Ubiquitous dispersal of free-living microbial species implies that each and every ecosystem supports a 'seedbank' of microbial species that are imported by random dispersal. However, many of the microbial species present in any particular ecosystem will probably never thrive there because the local environment is unsuitable for their population growth. To(More)
We have developed a method for determining the potential abundance of free-living protozoa in soil. The method permits enumeration of four major functional groups (flagellates, naked amoebae, testate amoebae, and ciliates) and it overcomes some limitations and problems of the usual 'direct' and 'most probable number' methods. Potential abundance is(More)
A diverse and dynamic community of ciliated protozoa lives in the stratified water column of the productive freshwater pond known as 'Priest Pot'. As part of a long-term continuous monitoring programme, this community was examined with 10 cm-scale vertical sampling in August 1995 and June 1997, and found to be dominated by species with endosymbiotic algae(More)
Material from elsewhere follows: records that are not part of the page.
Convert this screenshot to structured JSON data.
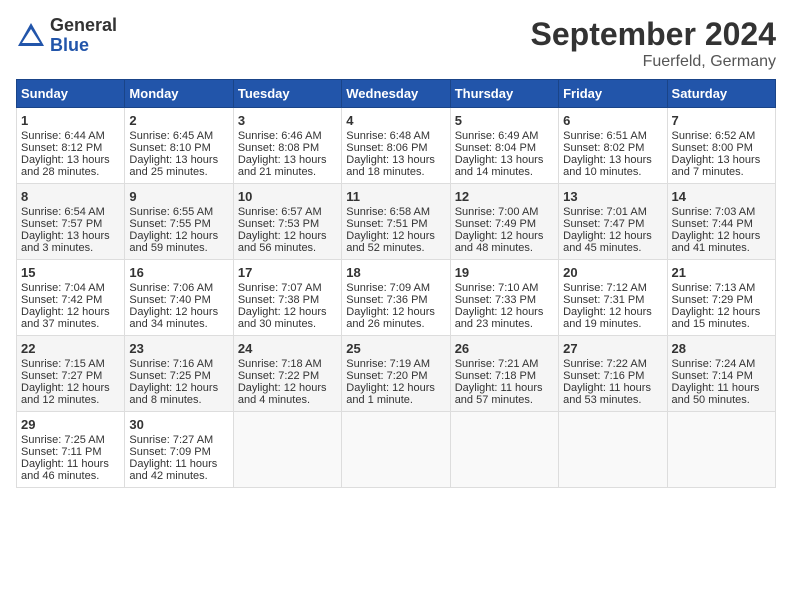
{
  "header": {
    "logo_general": "General",
    "logo_blue": "Blue",
    "title": "September 2024",
    "subtitle": "Fuerfeld, Germany"
  },
  "days_of_week": [
    "Sunday",
    "Monday",
    "Tuesday",
    "Wednesday",
    "Thursday",
    "Friday",
    "Saturday"
  ],
  "weeks": [
    [
      {
        "day": "1",
        "sunrise": "6:44 AM",
        "sunset": "8:12 PM",
        "daylight": "13 hours and 28 minutes."
      },
      {
        "day": "2",
        "sunrise": "6:45 AM",
        "sunset": "8:10 PM",
        "daylight": "13 hours and 25 minutes."
      },
      {
        "day": "3",
        "sunrise": "6:46 AM",
        "sunset": "8:08 PM",
        "daylight": "13 hours and 21 minutes."
      },
      {
        "day": "4",
        "sunrise": "6:48 AM",
        "sunset": "8:06 PM",
        "daylight": "13 hours and 18 minutes."
      },
      {
        "day": "5",
        "sunrise": "6:49 AM",
        "sunset": "8:04 PM",
        "daylight": "13 hours and 14 minutes."
      },
      {
        "day": "6",
        "sunrise": "6:51 AM",
        "sunset": "8:02 PM",
        "daylight": "13 hours and 10 minutes."
      },
      {
        "day": "7",
        "sunrise": "6:52 AM",
        "sunset": "8:00 PM",
        "daylight": "13 hours and 7 minutes."
      }
    ],
    [
      {
        "day": "8",
        "sunrise": "6:54 AM",
        "sunset": "7:57 PM",
        "daylight": "13 hours and 3 minutes."
      },
      {
        "day": "9",
        "sunrise": "6:55 AM",
        "sunset": "7:55 PM",
        "daylight": "12 hours and 59 minutes."
      },
      {
        "day": "10",
        "sunrise": "6:57 AM",
        "sunset": "7:53 PM",
        "daylight": "12 hours and 56 minutes."
      },
      {
        "day": "11",
        "sunrise": "6:58 AM",
        "sunset": "7:51 PM",
        "daylight": "12 hours and 52 minutes."
      },
      {
        "day": "12",
        "sunrise": "7:00 AM",
        "sunset": "7:49 PM",
        "daylight": "12 hours and 48 minutes."
      },
      {
        "day": "13",
        "sunrise": "7:01 AM",
        "sunset": "7:47 PM",
        "daylight": "12 hours and 45 minutes."
      },
      {
        "day": "14",
        "sunrise": "7:03 AM",
        "sunset": "7:44 PM",
        "daylight": "12 hours and 41 minutes."
      }
    ],
    [
      {
        "day": "15",
        "sunrise": "7:04 AM",
        "sunset": "7:42 PM",
        "daylight": "12 hours and 37 minutes."
      },
      {
        "day": "16",
        "sunrise": "7:06 AM",
        "sunset": "7:40 PM",
        "daylight": "12 hours and 34 minutes."
      },
      {
        "day": "17",
        "sunrise": "7:07 AM",
        "sunset": "7:38 PM",
        "daylight": "12 hours and 30 minutes."
      },
      {
        "day": "18",
        "sunrise": "7:09 AM",
        "sunset": "7:36 PM",
        "daylight": "12 hours and 26 minutes."
      },
      {
        "day": "19",
        "sunrise": "7:10 AM",
        "sunset": "7:33 PM",
        "daylight": "12 hours and 23 minutes."
      },
      {
        "day": "20",
        "sunrise": "7:12 AM",
        "sunset": "7:31 PM",
        "daylight": "12 hours and 19 minutes."
      },
      {
        "day": "21",
        "sunrise": "7:13 AM",
        "sunset": "7:29 PM",
        "daylight": "12 hours and 15 minutes."
      }
    ],
    [
      {
        "day": "22",
        "sunrise": "7:15 AM",
        "sunset": "7:27 PM",
        "daylight": "12 hours and 12 minutes."
      },
      {
        "day": "23",
        "sunrise": "7:16 AM",
        "sunset": "7:25 PM",
        "daylight": "12 hours and 8 minutes."
      },
      {
        "day": "24",
        "sunrise": "7:18 AM",
        "sunset": "7:22 PM",
        "daylight": "12 hours and 4 minutes."
      },
      {
        "day": "25",
        "sunrise": "7:19 AM",
        "sunset": "7:20 PM",
        "daylight": "12 hours and 1 minute."
      },
      {
        "day": "26",
        "sunrise": "7:21 AM",
        "sunset": "7:18 PM",
        "daylight": "11 hours and 57 minutes."
      },
      {
        "day": "27",
        "sunrise": "7:22 AM",
        "sunset": "7:16 PM",
        "daylight": "11 hours and 53 minutes."
      },
      {
        "day": "28",
        "sunrise": "7:24 AM",
        "sunset": "7:14 PM",
        "daylight": "11 hours and 50 minutes."
      }
    ],
    [
      {
        "day": "29",
        "sunrise": "7:25 AM",
        "sunset": "7:11 PM",
        "daylight": "11 hours and 46 minutes."
      },
      {
        "day": "30",
        "sunrise": "7:27 AM",
        "sunset": "7:09 PM",
        "daylight": "11 hours and 42 minutes."
      },
      null,
      null,
      null,
      null,
      null
    ]
  ]
}
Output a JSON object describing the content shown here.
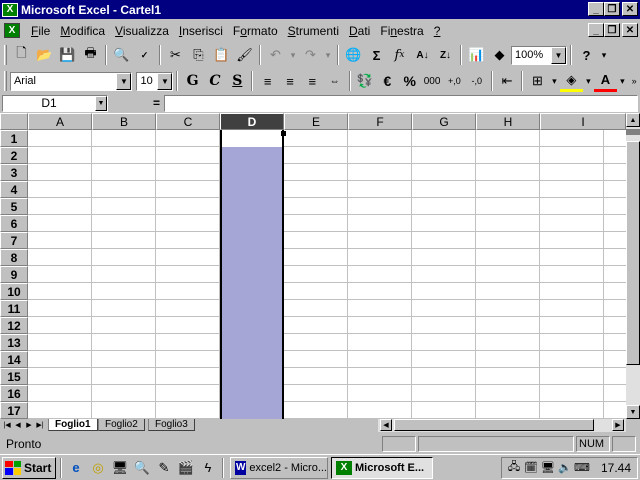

Protozoa are the most abundant phagotrophs in the biosphere, but no scientific strategy has emerged that might allow accurate definition of the dimensions of protozoan diversity on a global scale. We have begun this task by searching for the common ground between taxonomy and ecology. We have used two methods - taxonomic analysis, and extrapolation from(More)